** Activity **
Scan the following material for the string "Local" and copy each line in which it appears.

** Data for the task **

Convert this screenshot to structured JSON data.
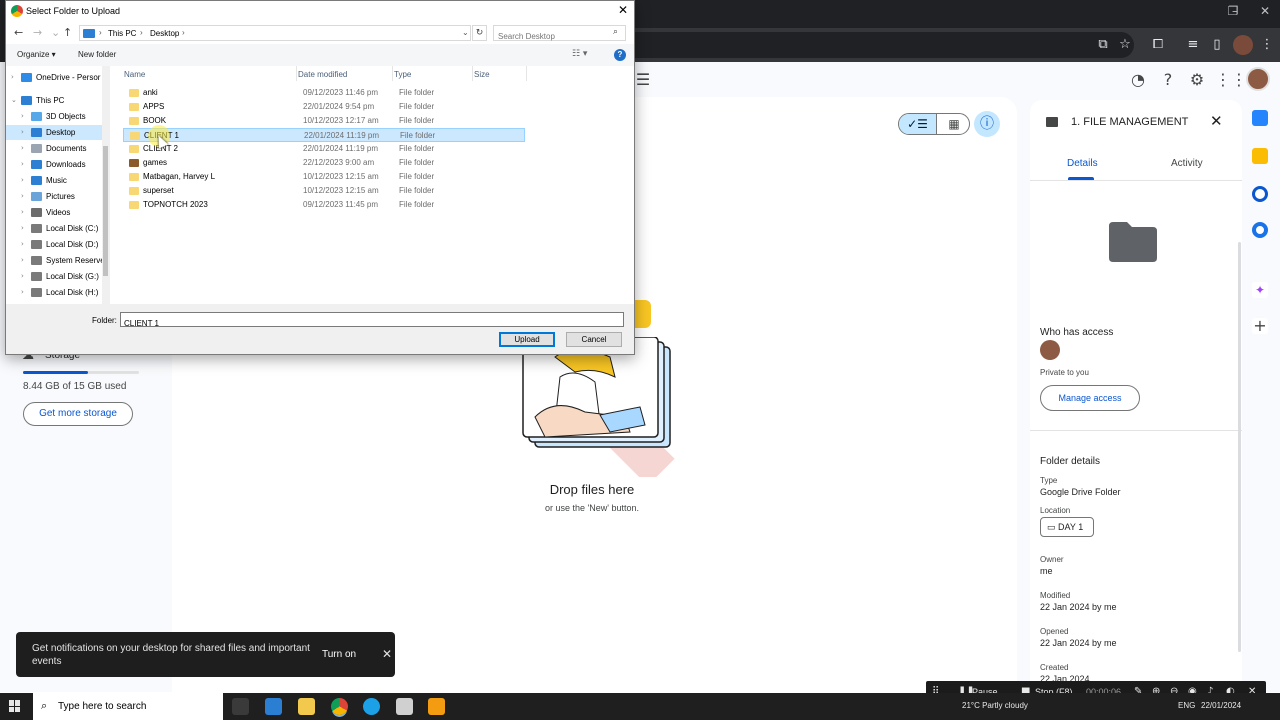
{
  "browser": {
    "window_controls": [
      "–",
      "❐",
      "✕"
    ]
  },
  "drive": {
    "storage": {
      "label": "Storage",
      "used_text": "8.44 GB of 15 GB used",
      "used_fraction": 0.56,
      "button": "Get more storage"
    },
    "drop": {
      "title": "Drop files here",
      "subtitle": "or use the 'New' button."
    },
    "details": {
      "title": "1. FILE MANAGEMENT",
      "tabs": [
        "Details",
        "Activity"
      ],
      "who_has_access": "Who has access",
      "private": "Private to you",
      "manage_access": "Manage access",
      "folder_details": "Folder details",
      "type_label": "Type",
      "type_value": "Google Drive Folder",
      "location_label": "Location",
      "location_value": "DAY 1",
      "owner_label": "Owner",
      "owner_value": "me",
      "modified_label": "Modified",
      "modified_value": "22 Jan 2024 by me",
      "opened_label": "Opened",
      "opened_value": "22 Jan 2024 by me",
      "created_label": "Created",
      "created_value": "22 Jan 2024"
    },
    "toast": {
      "text": "Get notifications on your desktop for shared files and important events",
      "button": "Turn on"
    }
  },
  "dialog": {
    "title": "Select Folder to Upload",
    "path": [
      "This PC",
      "Desktop"
    ],
    "search_placeholder": "Search Desktop",
    "organize": "Organize ▾",
    "new_folder": "New folder",
    "columns": [
      "Name",
      "Date modified",
      "Type",
      "Size"
    ],
    "nav_items": [
      {
        "label": "OneDrive - Persor",
        "color": "#2e8be6"
      },
      {
        "label": "This PC",
        "color": "#2d7fd3"
      },
      {
        "label": "3D Objects",
        "color": "#56a8e8"
      },
      {
        "label": "Desktop",
        "color": "#2d7fd3"
      },
      {
        "label": "Documents",
        "color": "#9aa5b1"
      },
      {
        "label": "Downloads",
        "color": "#2d7fd3"
      },
      {
        "label": "Music",
        "color": "#2d7fd3"
      },
      {
        "label": "Pictures",
        "color": "#6aa4d8"
      },
      {
        "label": "Videos",
        "color": "#6c6c6c"
      },
      {
        "label": "Local Disk (C:)",
        "color": "#7a7a7a"
      },
      {
        "label": "Local Disk (D:)",
        "color": "#7a7a7a"
      },
      {
        "label": "System Reservec",
        "color": "#7a7a7a"
      },
      {
        "label": "Local Disk (G:)",
        "color": "#7a7a7a"
      },
      {
        "label": "Local Disk (H:)",
        "color": "#7a7a7a"
      }
    ],
    "files": [
      {
        "name": "anki",
        "date": "09/12/2023 11:46 pm",
        "type": "File folder"
      },
      {
        "name": "APPS",
        "date": "22/01/2024 9:54 pm",
        "type": "File folder"
      },
      {
        "name": "BOOK",
        "date": "10/12/2023 12:17 am",
        "type": "File folder"
      },
      {
        "name": "CLIENT 1",
        "date": "22/01/2024 11:19 pm",
        "type": "File folder"
      },
      {
        "name": "CLIENT 2",
        "date": "22/01/2024 11:19 pm",
        "type": "File folder"
      },
      {
        "name": "games",
        "date": "22/12/2023 9:00 am",
        "type": "File folder"
      },
      {
        "name": "Matbagan, Harvey L",
        "date": "10/12/2023 12:15 am",
        "type": "File folder"
      },
      {
        "name": "superset",
        "date": "10/12/2023 12:15 am",
        "type": "File folder"
      },
      {
        "name": "TOPNOTCH 2023",
        "date": "09/12/2023 11:45 pm",
        "type": "File folder"
      }
    ],
    "folder_label": "Folder:",
    "folder_value": "CLIENT 1",
    "upload": "Upload",
    "cancel": "Cancel"
  },
  "recorder": {
    "pause": "Pause",
    "stop": "Stop (F8)",
    "time": "00:00:06"
  },
  "taskbar": {
    "search": "Type here to search",
    "weather": "21°C  Partly cloudy",
    "lang": "ENG",
    "date": "22/01/2024"
  }
}
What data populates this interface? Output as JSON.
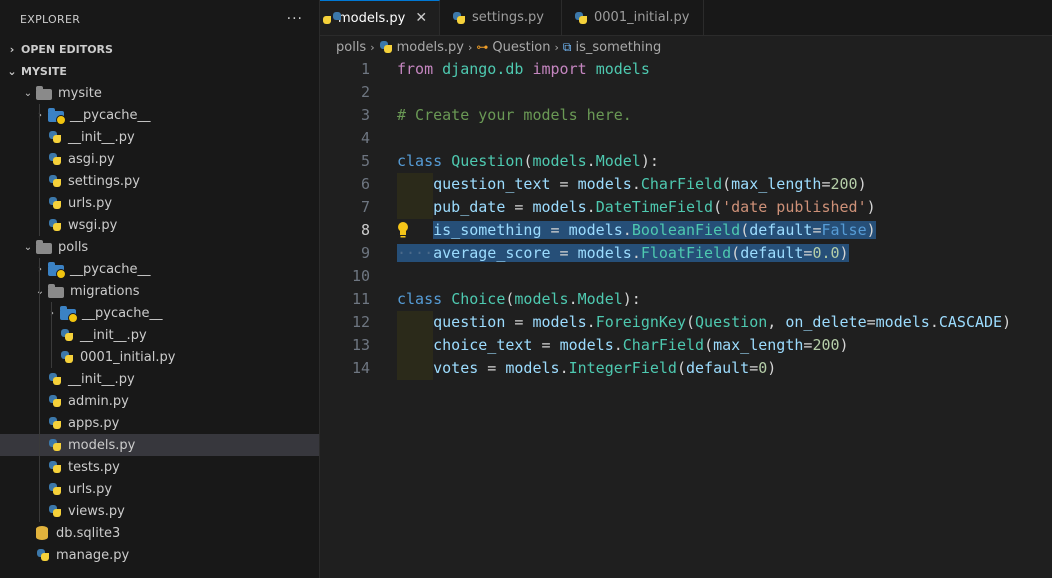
{
  "sidebar": {
    "title": "EXPLORER",
    "more": "···",
    "open_editors": "OPEN EDITORS",
    "project": "MYSITE",
    "tree": [
      {
        "label": "mysite",
        "kind": "folder-open",
        "depth": 1
      },
      {
        "label": "__pycache__",
        "kind": "pycache-closed",
        "depth": 2
      },
      {
        "label": "__init__.py",
        "kind": "py",
        "depth": 2
      },
      {
        "label": "asgi.py",
        "kind": "py",
        "depth": 2
      },
      {
        "label": "settings.py",
        "kind": "py",
        "depth": 2
      },
      {
        "label": "urls.py",
        "kind": "py",
        "depth": 2
      },
      {
        "label": "wsgi.py",
        "kind": "py",
        "depth": 2
      },
      {
        "label": "polls",
        "kind": "folder-open",
        "depth": 1
      },
      {
        "label": "__pycache__",
        "kind": "pycache-closed",
        "depth": 2
      },
      {
        "label": "migrations",
        "kind": "folder-open",
        "depth": 2
      },
      {
        "label": "__pycache__",
        "kind": "pycache-closed",
        "depth": 3
      },
      {
        "label": "__init__.py",
        "kind": "py",
        "depth": 3
      },
      {
        "label": "0001_initial.py",
        "kind": "py",
        "depth": 3
      },
      {
        "label": "__init__.py",
        "kind": "py",
        "depth": 2
      },
      {
        "label": "admin.py",
        "kind": "py",
        "depth": 2
      },
      {
        "label": "apps.py",
        "kind": "py",
        "depth": 2
      },
      {
        "label": "models.py",
        "kind": "py",
        "depth": 2,
        "selected": true
      },
      {
        "label": "tests.py",
        "kind": "py",
        "depth": 2
      },
      {
        "label": "urls.py",
        "kind": "py",
        "depth": 2
      },
      {
        "label": "views.py",
        "kind": "py",
        "depth": 2
      },
      {
        "label": "db.sqlite3",
        "kind": "db",
        "depth": 1
      },
      {
        "label": "manage.py",
        "kind": "py",
        "depth": 1
      }
    ]
  },
  "tabs": [
    {
      "label": "models.py",
      "active": true,
      "close": "✕"
    },
    {
      "label": "settings.py",
      "active": false
    },
    {
      "label": "0001_initial.py",
      "active": false
    }
  ],
  "breadcrumb": {
    "folder": "polls",
    "file": "models.py",
    "class": "Question",
    "field": "is_something"
  },
  "editor": {
    "current_line": 8,
    "lines": [
      {
        "n": "1",
        "tokens": [
          [
            "imp",
            "from"
          ],
          [
            "op",
            " "
          ],
          [
            "cls",
            "django.db"
          ],
          [
            "op",
            " "
          ],
          [
            "imp",
            "import"
          ],
          [
            "op",
            " "
          ],
          [
            "cls",
            "models"
          ]
        ]
      },
      {
        "n": "2",
        "tokens": []
      },
      {
        "n": "3",
        "tokens": [
          [
            "cmt",
            "# Create your models here."
          ]
        ]
      },
      {
        "n": "4",
        "tokens": []
      },
      {
        "n": "5",
        "tokens": [
          [
            "kw",
            "class"
          ],
          [
            "op",
            " "
          ],
          [
            "cls",
            "Question"
          ],
          [
            "op",
            "("
          ],
          [
            "cls",
            "models"
          ],
          [
            "op",
            "."
          ],
          [
            "cls",
            "Model"
          ],
          [
            "op",
            "):"
          ]
        ]
      },
      {
        "n": "6",
        "indent": true,
        "tokens": [
          [
            "op",
            "    "
          ],
          [
            "var",
            "question_text"
          ],
          [
            "op",
            " = "
          ],
          [
            "var",
            "models"
          ],
          [
            "op",
            "."
          ],
          [
            "cls",
            "CharField"
          ],
          [
            "op",
            "("
          ],
          [
            "var",
            "max_length"
          ],
          [
            "op",
            "="
          ],
          [
            "num",
            "200"
          ],
          [
            "op",
            ")"
          ]
        ]
      },
      {
        "n": "7",
        "indent": true,
        "tokens": [
          [
            "op",
            "    "
          ],
          [
            "var",
            "pub_date"
          ],
          [
            "op",
            " = "
          ],
          [
            "var",
            "models"
          ],
          [
            "op",
            "."
          ],
          [
            "cls",
            "DateTimeField"
          ],
          [
            "op",
            "("
          ],
          [
            "str",
            "'date published'"
          ],
          [
            "op",
            ")"
          ]
        ]
      },
      {
        "n": "8",
        "bulb": true,
        "tokens": [
          [
            "op",
            "    "
          ],
          [
            "var",
            "is_something",
            "sel"
          ],
          [
            "op",
            " = ",
            "sel"
          ],
          [
            "var",
            "models",
            "sel"
          ],
          [
            "op",
            ".",
            "sel"
          ],
          [
            "cls",
            "BooleanField",
            "sel"
          ],
          [
            "op",
            "(",
            "sel"
          ],
          [
            "var",
            "default",
            "sel"
          ],
          [
            "op",
            "=",
            "sel"
          ],
          [
            "kw",
            "False",
            "sel"
          ],
          [
            "op",
            ")",
            "sel"
          ]
        ]
      },
      {
        "n": "9",
        "tokens": [
          [
            "op",
            "····",
            "sel"
          ],
          [
            "var",
            "average_score",
            "sel"
          ],
          [
            "op",
            " = ",
            "sel"
          ],
          [
            "var",
            "models",
            "sel"
          ],
          [
            "op",
            ".",
            "sel"
          ],
          [
            "cls",
            "FloatField",
            "sel"
          ],
          [
            "op",
            "(",
            "sel"
          ],
          [
            "var",
            "default",
            "sel"
          ],
          [
            "op",
            "=",
            "sel"
          ],
          [
            "num",
            "0.0",
            "sel"
          ],
          [
            "op",
            ")",
            "sel"
          ]
        ]
      },
      {
        "n": "10",
        "tokens": []
      },
      {
        "n": "11",
        "tokens": [
          [
            "kw",
            "class"
          ],
          [
            "op",
            " "
          ],
          [
            "cls",
            "Choice"
          ],
          [
            "op",
            "("
          ],
          [
            "cls",
            "models"
          ],
          [
            "op",
            "."
          ],
          [
            "cls",
            "Model"
          ],
          [
            "op",
            "):"
          ]
        ]
      },
      {
        "n": "12",
        "indent": true,
        "tokens": [
          [
            "op",
            "    "
          ],
          [
            "var",
            "question"
          ],
          [
            "op",
            " = "
          ],
          [
            "var",
            "models"
          ],
          [
            "op",
            "."
          ],
          [
            "cls",
            "ForeignKey"
          ],
          [
            "op",
            "("
          ],
          [
            "cls",
            "Question"
          ],
          [
            "op",
            ", "
          ],
          [
            "var",
            "on_delete"
          ],
          [
            "op",
            "="
          ],
          [
            "var",
            "models"
          ],
          [
            "op",
            "."
          ],
          [
            "var",
            "CASCADE"
          ],
          [
            "op",
            ")"
          ]
        ]
      },
      {
        "n": "13",
        "indent": true,
        "tokens": [
          [
            "op",
            "    "
          ],
          [
            "var",
            "choice_text"
          ],
          [
            "op",
            " = "
          ],
          [
            "var",
            "models"
          ],
          [
            "op",
            "."
          ],
          [
            "cls",
            "CharField"
          ],
          [
            "op",
            "("
          ],
          [
            "var",
            "max_length"
          ],
          [
            "op",
            "="
          ],
          [
            "num",
            "200"
          ],
          [
            "op",
            ")"
          ]
        ]
      },
      {
        "n": "14",
        "indent": true,
        "tokens": [
          [
            "op",
            "    "
          ],
          [
            "var",
            "votes"
          ],
          [
            "op",
            " = "
          ],
          [
            "var",
            "models"
          ],
          [
            "op",
            "."
          ],
          [
            "cls",
            "IntegerField"
          ],
          [
            "op",
            "("
          ],
          [
            "var",
            "default"
          ],
          [
            "op",
            "="
          ],
          [
            "num",
            "0"
          ],
          [
            "op",
            ")"
          ]
        ]
      }
    ]
  }
}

** Response **
        "label": "Local Disk (C:)",
        "label": "Local Disk (D:)",
        "label": "Local Disk (G:)",
        "label": "Local Disk (H:)",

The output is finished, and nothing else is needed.